Excerpts from an interface dataset:
▶

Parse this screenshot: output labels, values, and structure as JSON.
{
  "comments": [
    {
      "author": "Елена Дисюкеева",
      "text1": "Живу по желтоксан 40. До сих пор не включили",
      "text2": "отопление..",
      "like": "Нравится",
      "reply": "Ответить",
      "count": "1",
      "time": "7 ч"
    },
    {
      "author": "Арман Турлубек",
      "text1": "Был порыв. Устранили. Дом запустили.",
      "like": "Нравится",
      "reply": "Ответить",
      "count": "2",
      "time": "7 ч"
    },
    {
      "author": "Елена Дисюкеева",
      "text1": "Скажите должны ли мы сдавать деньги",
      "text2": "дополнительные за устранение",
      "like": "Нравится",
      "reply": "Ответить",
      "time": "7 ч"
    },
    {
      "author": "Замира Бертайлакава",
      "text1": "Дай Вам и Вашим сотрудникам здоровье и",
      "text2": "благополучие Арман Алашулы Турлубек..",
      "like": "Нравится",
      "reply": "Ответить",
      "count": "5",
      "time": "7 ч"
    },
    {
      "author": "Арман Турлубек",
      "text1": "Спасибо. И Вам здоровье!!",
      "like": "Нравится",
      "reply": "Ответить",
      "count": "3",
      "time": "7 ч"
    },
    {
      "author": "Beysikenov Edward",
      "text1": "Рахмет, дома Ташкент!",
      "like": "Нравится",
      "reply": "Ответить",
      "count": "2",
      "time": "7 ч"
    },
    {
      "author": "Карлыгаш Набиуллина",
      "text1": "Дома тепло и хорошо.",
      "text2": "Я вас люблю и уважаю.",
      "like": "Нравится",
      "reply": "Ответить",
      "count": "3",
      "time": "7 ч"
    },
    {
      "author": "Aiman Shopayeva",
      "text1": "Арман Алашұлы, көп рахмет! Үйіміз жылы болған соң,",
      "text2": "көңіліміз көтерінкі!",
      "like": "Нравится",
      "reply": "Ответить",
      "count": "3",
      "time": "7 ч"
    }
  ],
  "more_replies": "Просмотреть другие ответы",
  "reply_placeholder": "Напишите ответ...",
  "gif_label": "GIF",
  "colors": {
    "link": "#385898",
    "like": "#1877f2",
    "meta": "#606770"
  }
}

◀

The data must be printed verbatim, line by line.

→ COMPLETED TASK
Parse this screenshot: output labels, values, and structure as JSON.
{
  "comments": [
    {
      "author": "Елена Дисюкеева",
      "text1": "Живу по желтоксан 40. До сих пор не включили",
      "text2": "отопление..",
      "like": "Нравится",
      "reply": "Ответить",
      "count": "1",
      "time": "7 ч"
    },
    {
      "author": "Арман Турлубек",
      "text1": "Был порыв. Устранили. Дом запустили.",
      "like": "Нравится",
      "reply": "Ответить",
      "count": "2",
      "time": "7 ч"
    },
    {
      "author": "Елена Дисюкеева",
      "text1": "Скажите должны ли мы сдавать деньги",
      "text2": "дополнительные за устранение",
      "like": "Нравится",
      "reply": "Ответить",
      "time": "7 ч"
    },
    {
      "author": "Замира Бертайлакава",
      "text1": "Дай Вам и Вашим сотрудникам здоровье и",
      "text2": "благополучие Арман Алашулы Турлубек..",
      "like": "Нравится",
      "reply": "Ответить",
      "count": "5",
      "time": "7 ч"
    },
    {
      "author": "Арман Турлубек",
      "text1": "Спасибо. И Вам здоровье!!",
      "like": "Нравится",
      "reply": "Ответить",
      "count": "3",
      "time": "7 ч"
    },
    {
      "author": "Beysikenov Edward",
      "text1": "Рахмет, дома Ташкент!",
      "like": "Нравится",
      "reply": "Ответить",
      "count": "2",
      "time": "7 ч"
    },
    {
      "author": "Карлыгаш Набиуллина",
      "text1": "Дома тепло и хорошо.",
      "text2": "Я вас люблю и уважаю.",
      "like": "Нравится",
      "reply": "Ответить",
      "count": "3",
      "time": "7 ч"
    },
    {
      "author": "Aiman Shopayeva",
      "text1": "Арман Алашұлы, көп рахмет! Үйіміз жылы болған соң,",
      "text2": "көңіліміз көтерінкі!",
      "like": "Нравится",
      "reply": "Ответить",
      "count": "3",
      "time": "7 ч"
    }
  ],
  "more_replies": "Просмотреть другие ответы",
  "reply_placeholder": "Напишите ответ...",
  "gif_label": "GIF",
  "colors": {
    "link": "#385898",
    "like": "#1877f2",
    "meta": "#606770"
  }
}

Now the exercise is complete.